This is a guest post by Ryan Snow.
Screens are everywhere. You can’t make a call or even make your coffee without looking at a screen. After reading Kevin Kelly’s book, The Inevitable, where he writes about the future of screening, I decided to examine my own use of screens.
Here is a recap of a typical day of mine. As I am sure is the case with your days, it’s filled with interactions with screens.
I wake up at 7:00 a.m. to my alarm screen, and hit the snooze button to give me eight minutes of additional rest. After the eight minutes, the alarm goes off again and I hit the screen to shut it off so I can get up and get ready for work.
Before getting dressed, I check my phone screen for the weather. After that, I open another app that will give me the bus times. I finish getting ready and go to the bus stop to wait for the bus.
The bus comes in three minutes, as my phone screen predicted. I grab a seat and use my phone screen to play games or check social media depending on what I feel like that day.
When I arrive at work, I head to the elevator. Using a screen, I select the floor I want. The screen tells me which car I will take. After entering the car, I read the screen in the elevator for the news headlines.
Once at my desk, I turn on my work computer, which has two screens to help me be productive.
When it’s time for lunch, I warm my meal in the microwave and wait for the microwave screen to tell me when my food is ready. In the cafeteria, a television screen shows me the news while I eat. When I finish eating, I type what you are reading on my computer screen.
I return to the work screens for another hour. After that, I have a meeting. The meeting room has a table and a television screen at the end. My coworker pulls up some pages on the screen. We all discuss what we see on the screen.
When the meeting is over, I return to my work screens to accomplish what we discuss in the meeting. A few hours later, it is time to go.
My next destination is the gym. I change clothes and head over to the weights. On my phone screen, I check what exercises I will do today and what weight I will be lifting. Upon completing the lifts, I record on my phone screen what I did.
It is 6:30 p.m. when I get home. I cook dinner and decide that while I eat I will take a break from looking at any screens. A few ideas pop in my head of things I want to do later. I set a reminder on my phone screen.
After cleaning up from dinner, I go to my computer screen and watch a guitar lesson. Then I practice what I learned.
Before bed, I take a screen break and read a book for an hour. Then I rest up for another day of screening.
After taking inventory of my screen usage, it bothered me how dependent I am on screens. I need the screens to perform my job, to get and share information, and to help me with everyday activities.
Screens are not a bad thing. They help me save time and perform important activities. At the same time, they take me away from the present moment.

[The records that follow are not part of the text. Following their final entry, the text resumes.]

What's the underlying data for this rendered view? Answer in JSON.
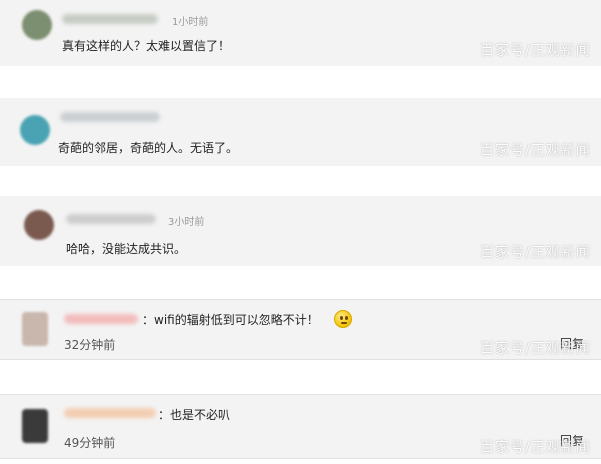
{
  "comments": [
    {
      "time": "1小时前",
      "content": "真有这样的人？太难以置信了！",
      "watermark": "百家号/正观新闻",
      "colors": {
        "avatar": "#7c8f70",
        "name": "#bfc6bb"
      }
    },
    {
      "content": "奇葩的邻居，奇葩的人。无语了。",
      "watermark": "百家号/正观新闻",
      "colors": {
        "avatar": "#4aa3b3",
        "name": "#c4c9cc"
      }
    },
    {
      "time": "3小时前",
      "content": "哈哈，没能达成共识。",
      "watermark": "百家号/正观新闻",
      "colors": {
        "avatar": "#7a5a4f",
        "name": "#c7c7c7"
      }
    },
    {
      "content": "：wifi的辐射低到可以忽略不计！",
      "time": "32分钟前",
      "reply": "回复",
      "watermark": "百家号/正观新闻",
      "emoji": "thinking-face-icon",
      "colors": {
        "avatar": "#c9b7ad",
        "name": "#f2b2b2"
      }
    },
    {
      "content": "：也是不必叭",
      "time": "49分钟前",
      "reply": "回复",
      "watermark": "百家号/正观新闻",
      "colors": {
        "avatar": "#3a3a3a",
        "name": "#f3c7a6"
      }
    }
  ]
}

As a result of taking note of this typical day, I decide to make sure to take more time away from screens; to make sure I take time to interact with the world around me, instead of the screen. For example, I have been working to make sure when someone is talking to me I am being present, not reading something on my screen.
I’m glad I have made this decision now—our use of screens will increase over time as screens are added to additional aspects of our lives.
How will you address the issue of screens in your life? Please join the conversation with your comments…
Ryan Snow lives in Chicago and works as a software tester. He enjoys playing sports, reading, playing guitar, and writing for his blog.